Exercise prompt: Check every line below for the string "legend", and copy the lines that contain it.

-- Opening Marker --

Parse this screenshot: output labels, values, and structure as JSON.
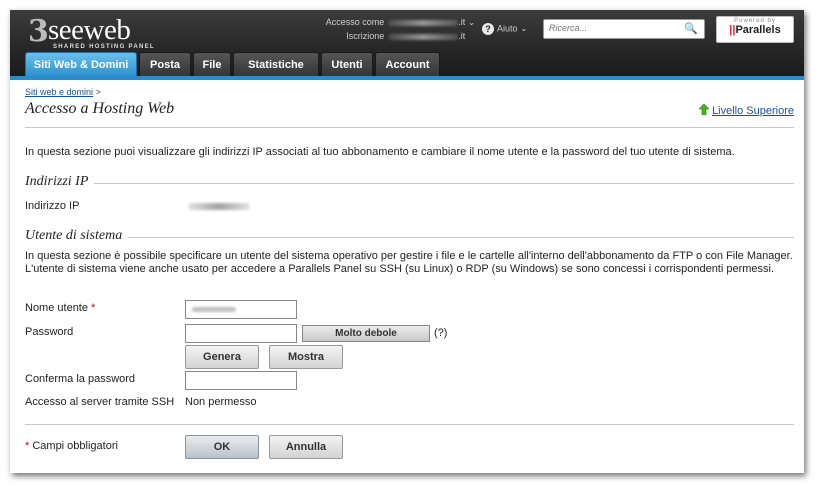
{
  "header": {
    "logo_mark": "3",
    "logo_name": "seeweb",
    "logo_tagline": "SHARED HOSTING PANEL",
    "login_label": "Accesso come",
    "login_tld": ".it",
    "subscription_label": "Iscrizione",
    "subscription_tld": ".it",
    "help_label": "Aiuto",
    "search_placeholder": "Ricerca...",
    "parallels_powered": "Powered by",
    "parallels_name": "Parallels"
  },
  "tabs": [
    {
      "label": "Siti Web & Domini",
      "active": true
    },
    {
      "label": "Posta"
    },
    {
      "label": "File"
    },
    {
      "label": "Statistiche"
    },
    {
      "label": "Utenti"
    },
    {
      "label": "Account"
    }
  ],
  "breadcrumb": {
    "link": "Siti web e domini",
    "separator": ">"
  },
  "page": {
    "title": "Accesso a Hosting Web",
    "upper_level": "Livello Superiore",
    "intro": "In questa sezione puoi visualizzare gli indirizzi IP associati al tuo abbonamento e cambiare il nome utente e la password del tuo utente di sistema."
  },
  "ip_section": {
    "legend": "Indirizzi IP",
    "ip_label": "Indirizzo IP"
  },
  "user_section": {
    "legend": "Utente di sistema",
    "description": "In questa sezione è possibile specificare un utente del sistema operativo per gestire i file e le cartelle all'interno dell'abbonamento da FTP o con File Manager. L'utente di sistema viene anche usato per accedere a Parallels Panel su SSH (su Linux) o RDP (su Windows) se sono concessi i corrispondenti permessi.",
    "username_label": "Nome utente",
    "required_mark": "*",
    "password_label": "Password",
    "password_strength": "Molto debole",
    "strength_help": "(?)",
    "generate_button": "Genera",
    "show_button": "Mostra",
    "confirm_label": "Conferma la password",
    "ssh_label": "Accesso al server tramite SSH",
    "ssh_value": "Non permesso"
  },
  "footer": {
    "required_note": "* Campi obbligatori",
    "ok_button": "OK",
    "cancel_button": "Annulla"
  },
  "colors": {
    "accent": "#2a8ccc",
    "link": "#1a4f9e",
    "required": "#cc0000"
  }
}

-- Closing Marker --

Solution for this task:
    "legend": "Indirizzi IP",
    "legend": "Utente di sistema",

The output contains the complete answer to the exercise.